- Brief
All of the records below must be reproduced exactly, minus any pictures.

- Exercise data

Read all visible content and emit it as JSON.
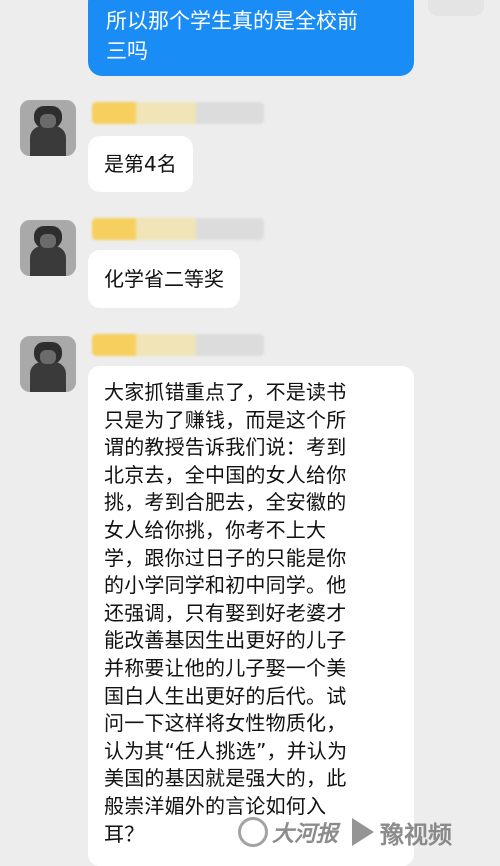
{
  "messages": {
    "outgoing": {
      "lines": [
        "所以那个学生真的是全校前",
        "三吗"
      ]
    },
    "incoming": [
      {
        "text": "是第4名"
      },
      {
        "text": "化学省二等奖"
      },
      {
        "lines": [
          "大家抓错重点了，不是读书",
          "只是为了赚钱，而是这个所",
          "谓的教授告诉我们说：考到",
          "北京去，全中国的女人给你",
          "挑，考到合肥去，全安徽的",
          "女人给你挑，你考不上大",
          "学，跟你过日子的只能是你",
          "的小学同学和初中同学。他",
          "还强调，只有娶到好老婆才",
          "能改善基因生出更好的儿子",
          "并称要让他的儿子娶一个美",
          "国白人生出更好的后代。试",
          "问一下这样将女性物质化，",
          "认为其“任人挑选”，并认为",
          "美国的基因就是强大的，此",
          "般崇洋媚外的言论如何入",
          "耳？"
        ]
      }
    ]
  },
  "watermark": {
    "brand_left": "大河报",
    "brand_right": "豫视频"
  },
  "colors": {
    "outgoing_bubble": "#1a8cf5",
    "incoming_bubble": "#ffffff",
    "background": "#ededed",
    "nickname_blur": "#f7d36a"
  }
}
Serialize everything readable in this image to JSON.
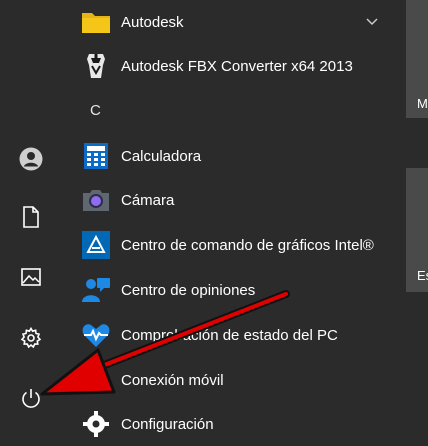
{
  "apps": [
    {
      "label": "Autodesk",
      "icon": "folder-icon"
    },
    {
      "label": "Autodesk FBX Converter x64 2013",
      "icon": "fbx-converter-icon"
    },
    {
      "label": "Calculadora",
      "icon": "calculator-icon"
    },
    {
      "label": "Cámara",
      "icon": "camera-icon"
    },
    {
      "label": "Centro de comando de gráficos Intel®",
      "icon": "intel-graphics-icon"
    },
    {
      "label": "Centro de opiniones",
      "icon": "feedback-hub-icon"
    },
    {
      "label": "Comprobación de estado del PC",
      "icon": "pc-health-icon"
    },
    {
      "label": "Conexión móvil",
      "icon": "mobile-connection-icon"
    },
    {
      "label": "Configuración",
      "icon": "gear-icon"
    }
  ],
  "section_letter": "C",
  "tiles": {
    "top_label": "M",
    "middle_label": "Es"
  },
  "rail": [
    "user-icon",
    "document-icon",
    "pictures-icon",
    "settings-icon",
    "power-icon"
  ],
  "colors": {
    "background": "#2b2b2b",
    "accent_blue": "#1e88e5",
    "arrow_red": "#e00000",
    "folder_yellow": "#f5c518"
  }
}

- Answer box
Read all visible content and emit it as JSON.
{
  "messages": {
    "outgoing": {
      "lines": [
        "所以那个学生真的是全校前",
        "三吗"
      ]
    },
    "incoming": [
      {
        "text": "是第4名"
      },
      {
        "text": "化学省二等奖"
      },
      {
        "lines": [
          "大家抓错重点了，不是读书",
          "只是为了赚钱，而是这个所",
          "谓的教授告诉我们说：考到",
          "北京去，全中国的女人给你",
          "挑，考到合肥去，全安徽的",
          "女人给你挑，你考不上大",
          "学，跟你过日子的只能是你",
          "的小学同学和初中同学。他",
          "还强调，只有娶到好老婆才",
          "能改善基因生出更好的儿子",
          "并称要让他的儿子娶一个美",
          "国白人生出更好的后代。试",
          "问一下这样将女性物质化，",
          "认为其“任人挑选”，并认为",
          "美国的基因就是强大的，此",
          "般崇洋媚外的言论如何入",
          "耳？"
        ]
      }
    ]
  },
  "watermark": {
    "brand_left": "大河报",
    "brand_right": "豫视频"
  },
  "colors": {
    "outgoing_bubble": "#1a8cf5",
    "incoming_bubble": "#ffffff",
    "background": "#ededed",
    "nickname_blur": "#f7d36a"
  }
}
Serialize everything readable in this image to JSON.
{
  "apps": [
    {
      "label": "Autodesk",
      "icon": "folder-icon"
    },
    {
      "label": "Autodesk FBX Converter x64 2013",
      "icon": "fbx-converter-icon"
    },
    {
      "label": "Calculadora",
      "icon": "calculator-icon"
    },
    {
      "label": "Cámara",
      "icon": "camera-icon"
    },
    {
      "label": "Centro de comando de gráficos Intel®",
      "icon": "intel-graphics-icon"
    },
    {
      "label": "Centro de opiniones",
      "icon": "feedback-hub-icon"
    },
    {
      "label": "Comprobación de estado del PC",
      "icon": "pc-health-icon"
    },
    {
      "label": "Conexión móvil",
      "icon": "mobile-connection-icon"
    },
    {
      "label": "Configuración",
      "icon": "gear-icon"
    }
  ],
  "section_letter": "C",
  "tiles": {
    "top_label": "M",
    "middle_label": "Es"
  },
  "rail": [
    "user-icon",
    "document-icon",
    "pictures-icon",
    "settings-icon",
    "power-icon"
  ],
  "colors": {
    "background": "#2b2b2b",
    "accent_blue": "#1e88e5",
    "arrow_red": "#e00000",
    "folder_yellow": "#f5c518"
  }
}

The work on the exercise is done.